The image above is the interior of a specialized version of my Ultimate Remote. It does mouse and keyboard control for my laptop via USB plug-in. It also will do Bluetooth switch control on my iPad or iPhone. Like my other specialized remotes, there is an LCD screen and an Adafruit Feather M0 BLE. But what really makes this one special is that it includes a relay that can be connected by cable to a nurse call system at St. Vincent Hospital. The cable has a standard quarter-inch mono headphone plug on the other end that plugs into the wall in the hospital room. The white rectangular box on the right side of the image is a relay that can be triggered to call the nurse. By using a mechanical relay, it isolates my electronics completely from the hospital’s nurse call system. Although the hospital has allowed me to plug a cable with a simple pushbutton on the other end into their system, I don’t know if they will allow me to plug in this more advanced system. But I built it anyway just in case. The problem is, I can only handle one set of buttons at a time. Either use my Bluetooth and USB mouse and keyboard system or I can use the nurse call system. This box would allow me to do both at the same time.
The St. Vincent Hospital system is wired so that it is normally closed. When you push the call button, the circuit opens and it triggers an alarm to call the nurse. The system used to be normally open years ago. But someone realized that if you accidentally pull the cable out of the wall there’s no way to know that it is disconnected. With a normally closed system if the cable gets pulled out it would trigger the alarm. This system is not used for everyday patients. Most patients use a nurse call button that is wired into the bed. The jack in the wall is only used for specialized call buttons. But because their system is normally closed, you can’t just have an empty jack. Otherwise the alarm would constantly ring. They have a small “keeper” plug that sticks in the hole when the system is not in use.
Here’s the problem… I recently toured a skilled nursing facility on the south side of town in Greenwood. There’s a possibility that if my sister could no longer be my caregiver, I might have to go there to live at least on a temporary basis until I could find some sort of group home residential setting. I was thrilled to see that there nurse call system use the same quarter inch mono headphone jack to plug into the wall. It looked identical to the jack hole at St. Vincent with one exception.
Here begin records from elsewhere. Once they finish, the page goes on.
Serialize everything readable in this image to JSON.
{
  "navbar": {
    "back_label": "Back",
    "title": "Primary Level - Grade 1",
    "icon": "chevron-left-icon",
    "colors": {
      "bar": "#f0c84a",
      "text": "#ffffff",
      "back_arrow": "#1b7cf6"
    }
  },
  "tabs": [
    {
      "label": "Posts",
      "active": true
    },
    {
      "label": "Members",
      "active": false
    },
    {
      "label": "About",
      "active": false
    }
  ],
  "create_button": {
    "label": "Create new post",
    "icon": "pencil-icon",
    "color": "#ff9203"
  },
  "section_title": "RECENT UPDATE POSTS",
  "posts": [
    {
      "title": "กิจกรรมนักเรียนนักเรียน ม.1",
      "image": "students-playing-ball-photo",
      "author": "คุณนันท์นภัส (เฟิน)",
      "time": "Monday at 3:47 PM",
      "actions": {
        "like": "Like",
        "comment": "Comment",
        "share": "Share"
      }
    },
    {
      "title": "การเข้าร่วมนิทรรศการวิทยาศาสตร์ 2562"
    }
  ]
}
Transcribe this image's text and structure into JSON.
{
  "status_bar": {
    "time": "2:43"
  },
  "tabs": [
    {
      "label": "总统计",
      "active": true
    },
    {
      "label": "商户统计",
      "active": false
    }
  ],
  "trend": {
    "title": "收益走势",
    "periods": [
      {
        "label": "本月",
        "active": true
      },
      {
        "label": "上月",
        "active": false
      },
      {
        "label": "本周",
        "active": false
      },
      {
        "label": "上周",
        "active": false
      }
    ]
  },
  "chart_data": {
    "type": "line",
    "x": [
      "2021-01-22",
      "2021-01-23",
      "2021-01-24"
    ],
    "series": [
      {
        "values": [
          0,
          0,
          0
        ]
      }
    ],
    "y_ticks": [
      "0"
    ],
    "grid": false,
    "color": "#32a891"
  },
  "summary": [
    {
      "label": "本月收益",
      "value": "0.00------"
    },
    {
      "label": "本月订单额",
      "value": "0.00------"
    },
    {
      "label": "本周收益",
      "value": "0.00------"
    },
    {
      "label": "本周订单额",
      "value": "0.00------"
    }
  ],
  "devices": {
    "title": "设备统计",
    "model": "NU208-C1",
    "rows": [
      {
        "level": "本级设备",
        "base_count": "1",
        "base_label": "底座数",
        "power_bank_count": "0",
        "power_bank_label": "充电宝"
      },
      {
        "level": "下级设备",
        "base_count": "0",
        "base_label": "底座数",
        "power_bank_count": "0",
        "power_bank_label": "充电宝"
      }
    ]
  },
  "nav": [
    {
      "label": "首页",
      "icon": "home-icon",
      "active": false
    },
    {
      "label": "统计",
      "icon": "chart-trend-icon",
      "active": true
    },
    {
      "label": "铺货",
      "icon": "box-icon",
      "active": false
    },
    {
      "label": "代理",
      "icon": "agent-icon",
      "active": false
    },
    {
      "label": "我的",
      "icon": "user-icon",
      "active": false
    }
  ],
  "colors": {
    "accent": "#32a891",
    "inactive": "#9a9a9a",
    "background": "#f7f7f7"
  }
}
There was no keeper plug stuck in the hole. That means that the Greenwood facility is wired “normally open”. When you push the button, it closes the circuit. My standalone cable with a simple pushbutton that I’ve been using at St. Vincent for years as well as my newfangled box are both wired as normally closed. So I built another cable with another simple switch and wired it normally open. Now I have one of each. One for St. Vincent and one for Greenwood Healthcare. But of course I didn’t want to build an entire new box for the advanced version to use in Greenwood should I need to go there.
Take a closer look at the terminals connected to the relay in my box. There are three screw terminals just below the relay into which we connected 2 brown wires that run to a jack on the left side of the box. Take a moment to appreciate what a wonderful job my dad did when wiring up this box. Those two brown wires have been perfectly trimmed to the proper length. One of them goes to the left terminal which if you look closely in this image is labeled “NC” standing for “normally closed” and the center terminal is the common terminal labeled “COM”. Unused on the right is a terminal labeled “NO” meaning “normally open”. All I have to do to convert the system is to move the wire from the “NC” terminal to the “NO” terminal. But as you can see… Dad’s perfect wiring job means that the wire is too short. We were both so proud of how clean the interior of this box turned out. Now I’m going to have to get someone to replace the wire with one that is about a half-inch longer.
Sometimes perfect wiring is wrong.